What impact do nonnative pests and diseases have on the vegetation of the Northern Forest? How will climate change impact the range of the northern red oak, especially within the Northern Forest? These are two questions that University of New Hampshire scientists hope to answer with support from the U.S. Forest Service-funded Northeastern States Research Cooperative (NSRC) competitive grants...
Professor Russ Congalton holding up his AmericaView Lifetime Achievement Award

A Lifetime Achievement

COLSA Natural Resources & the Environment Professor Receives Lifetime Achievement Award from Geospatial Education Consortium AmericaView
Professor of Natural Resources and the Environment Russell Congalton has spent close to half a century researching and teaching geographic information systems (GIS), remote sensing and geospatial technologies. During that time, he’s witnessed significant change – which is really just the nature of his work: identifying changing habitats and environments from imagery provided by satellites,...
The Stordalen mire in Abisko, Sweden, a subarctic region where Assistant Professor Jessica Ernakovich has collected data on soil microbes in permafrost.

Microbial Ecologist Honored with CAREER Award
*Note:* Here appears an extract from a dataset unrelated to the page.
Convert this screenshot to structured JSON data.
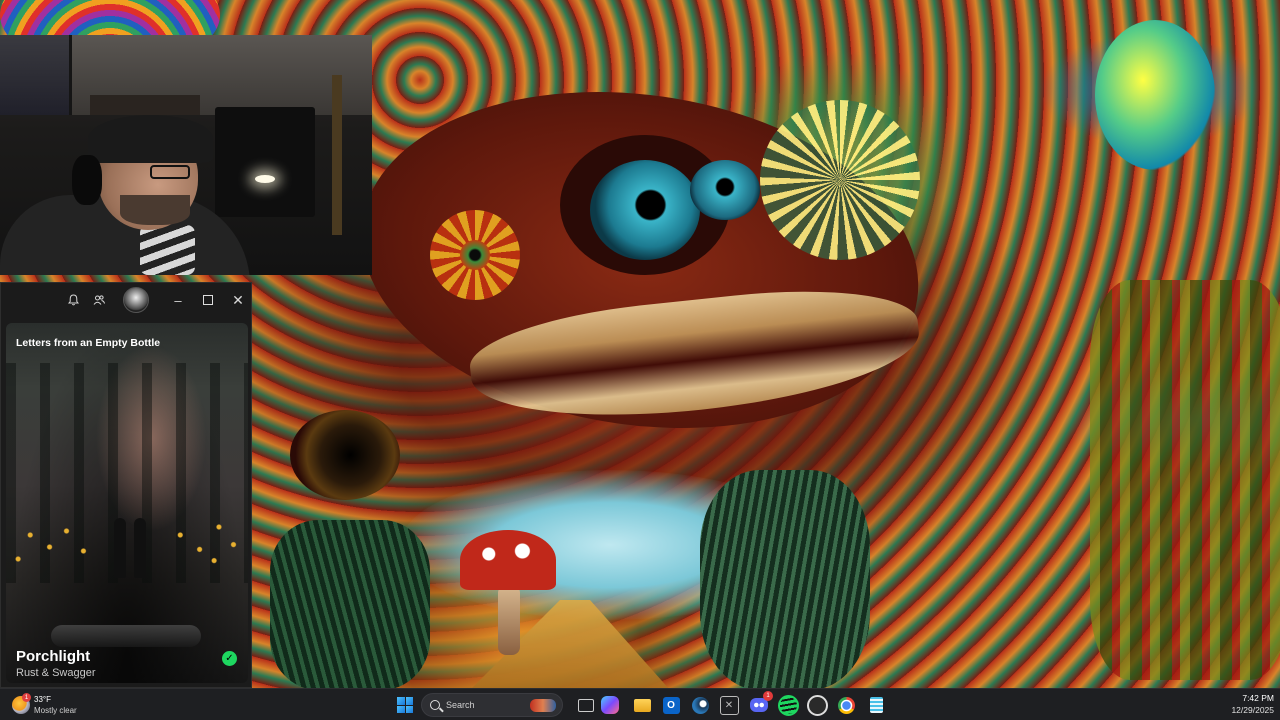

Funds to support research, teaching and outreach targeting soil microbes in thawing permafrost
The National Science Foundation (NSF) recently recognized Jessica Ernakovich, assistant professor of natural resources and the environment, with a prestigious $1.1 million CAREER award to continue her work building a research, teaching and outreach program focused on soil microbes in the Arctic’s permafrost. Ernakovich will study how the microbes behave as the permafrost thaws and how the rate of...